The Red Sox are an obvious pick here; the Seattle Mariners not so much.
Here is the thinking: the Oakland Athletics are going to regress this year. They have one starting pitcher and, while everyone thinks they will succeed with bullpenning like they did last year, remember Sean Manaea was a staple in the rotation until August and Trevor Cahill and Edwin Jackson ate up some innings while combining to win 15 games.
None of those guys are in the rotation this season and that will really hurt Oakland. The only other team that we think could slip in would be the Tampa Bay Rays, but they went through a lot of turnover.
Seattle have solid pitching again and a lineup that works. While it may feel like recency bias as the Mariners just beat the A's twice in Japan, it is not. We really like this team and think they will dominate the Los Angeles Angels and Texas Rangers, using that to get back to the playoffs for the first time in what seems like an eternity.
ALCS pick - Astros vs. Yankees
A rematch of the 2017 ALCS, this series will all come down to who has home-field advantage. If the Yankees get it, they win. If the Astros get it, they do. We will take the Yankees to win the series for this reason and almost this reason alone: James Paxton is the Astros' kryptonite.
Paxton is 7-3 with a 2.89 ERA in his career versus Houston and he will likely get two starts in an ALCS matchup between the two teams. Houston also cannot hit Luis Severino and, if the youngster comes back healthy after a spring training arm injury, that could be four wins between just those two pitchers.
Four games wins an ALCS, so that is the pick.
MVP - Mike Trout, Angels
It feels like there was a lot of hand-wringing last season when Mike Trout did not win the award despite the Angels not making the playoffs.

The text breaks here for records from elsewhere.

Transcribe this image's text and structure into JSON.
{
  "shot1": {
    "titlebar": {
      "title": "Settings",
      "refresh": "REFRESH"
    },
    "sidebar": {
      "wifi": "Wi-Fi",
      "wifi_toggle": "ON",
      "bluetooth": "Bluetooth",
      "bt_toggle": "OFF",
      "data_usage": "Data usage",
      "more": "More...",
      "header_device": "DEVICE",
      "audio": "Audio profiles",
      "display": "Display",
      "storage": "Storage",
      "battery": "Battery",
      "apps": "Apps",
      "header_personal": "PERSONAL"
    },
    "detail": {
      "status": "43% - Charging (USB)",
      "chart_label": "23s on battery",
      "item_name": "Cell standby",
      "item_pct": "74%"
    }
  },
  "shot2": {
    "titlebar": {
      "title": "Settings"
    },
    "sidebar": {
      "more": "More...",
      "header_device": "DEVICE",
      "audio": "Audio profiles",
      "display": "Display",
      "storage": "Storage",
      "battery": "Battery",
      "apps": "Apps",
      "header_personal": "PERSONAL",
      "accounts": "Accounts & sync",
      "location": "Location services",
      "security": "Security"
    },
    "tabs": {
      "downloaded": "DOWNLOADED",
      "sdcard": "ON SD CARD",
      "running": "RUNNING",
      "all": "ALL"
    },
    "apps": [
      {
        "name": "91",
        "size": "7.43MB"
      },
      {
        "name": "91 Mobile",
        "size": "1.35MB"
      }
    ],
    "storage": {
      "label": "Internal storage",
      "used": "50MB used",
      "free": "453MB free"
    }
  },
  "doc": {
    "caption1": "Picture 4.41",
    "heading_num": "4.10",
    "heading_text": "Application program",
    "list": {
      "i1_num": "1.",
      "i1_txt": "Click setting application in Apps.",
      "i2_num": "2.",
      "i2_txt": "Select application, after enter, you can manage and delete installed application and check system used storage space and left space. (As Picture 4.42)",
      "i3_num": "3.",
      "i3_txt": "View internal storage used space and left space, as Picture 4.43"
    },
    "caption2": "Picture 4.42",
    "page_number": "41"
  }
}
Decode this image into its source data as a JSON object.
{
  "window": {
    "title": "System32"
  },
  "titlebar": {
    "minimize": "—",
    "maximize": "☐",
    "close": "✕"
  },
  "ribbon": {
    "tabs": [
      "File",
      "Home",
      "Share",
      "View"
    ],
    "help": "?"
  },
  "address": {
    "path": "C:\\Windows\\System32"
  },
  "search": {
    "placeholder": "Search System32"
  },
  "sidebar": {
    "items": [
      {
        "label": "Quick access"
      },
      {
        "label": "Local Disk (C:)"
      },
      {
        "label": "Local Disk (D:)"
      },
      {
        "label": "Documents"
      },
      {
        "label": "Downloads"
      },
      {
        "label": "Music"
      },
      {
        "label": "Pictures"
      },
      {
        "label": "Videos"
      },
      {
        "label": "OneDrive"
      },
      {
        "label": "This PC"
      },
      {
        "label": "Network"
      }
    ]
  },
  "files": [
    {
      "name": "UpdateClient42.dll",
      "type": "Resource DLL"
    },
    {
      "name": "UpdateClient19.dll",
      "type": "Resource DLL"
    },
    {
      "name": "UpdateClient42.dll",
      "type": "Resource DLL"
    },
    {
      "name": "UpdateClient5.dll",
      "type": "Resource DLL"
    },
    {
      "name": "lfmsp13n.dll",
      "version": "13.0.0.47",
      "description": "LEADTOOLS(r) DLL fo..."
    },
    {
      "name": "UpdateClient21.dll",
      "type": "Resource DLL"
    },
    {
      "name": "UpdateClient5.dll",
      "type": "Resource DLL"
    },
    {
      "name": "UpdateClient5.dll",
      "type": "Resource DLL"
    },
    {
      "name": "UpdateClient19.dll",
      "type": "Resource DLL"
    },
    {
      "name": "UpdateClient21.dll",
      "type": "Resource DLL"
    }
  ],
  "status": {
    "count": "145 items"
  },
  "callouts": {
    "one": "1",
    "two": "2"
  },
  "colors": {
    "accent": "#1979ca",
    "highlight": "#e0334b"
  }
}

Assuming good health, Trout will have the best numbers of anyone in the AL - both with the eye test and by WAR - and he will earn his third career MVP.
Cy Young Winner - Trevor Bauer, Indians
If Bauer had been healthy throughout 2018, he would have won the AL Cy Young. He bested team-mate Corey Kluber in just about every single category and Kluber was a Cy Young finalist.
There is no pitcher in MLB with better stuff than Bauer at the moment. His collection of fastball, curveball, slider and change is as good as gold and, when you see him pitch up close, you have no idea how anyone can touch him.
If he stays healthy, he will win the award this year.
Rookie of the Year - Yusei Kikuchi, Mariners
This feels a little dodgy because Kikuchi is 27 years old, but it will be his first season in MLB and he will be in the rotation for Seattle from day one.
He will post good numbers in a pitcher-friendly ballpark and earn a lot of wins in a division with bad teams like Texas and Los Angeles and terrible hitter's parks in Oakland and LA. But do not discount Houston for how bad their park can be to hit in as well. No one likes that batter's eye in center field and it hurts runs scored.
Kikuchi has very good stuff and is a mature pitcher, which should be enough to win him the award.
Manager of the Year - Scott Servais, Mariners
If the Mariners get back to the postseason for the first time since 2001, Servais will win the award. This one is pretty self-explanatory.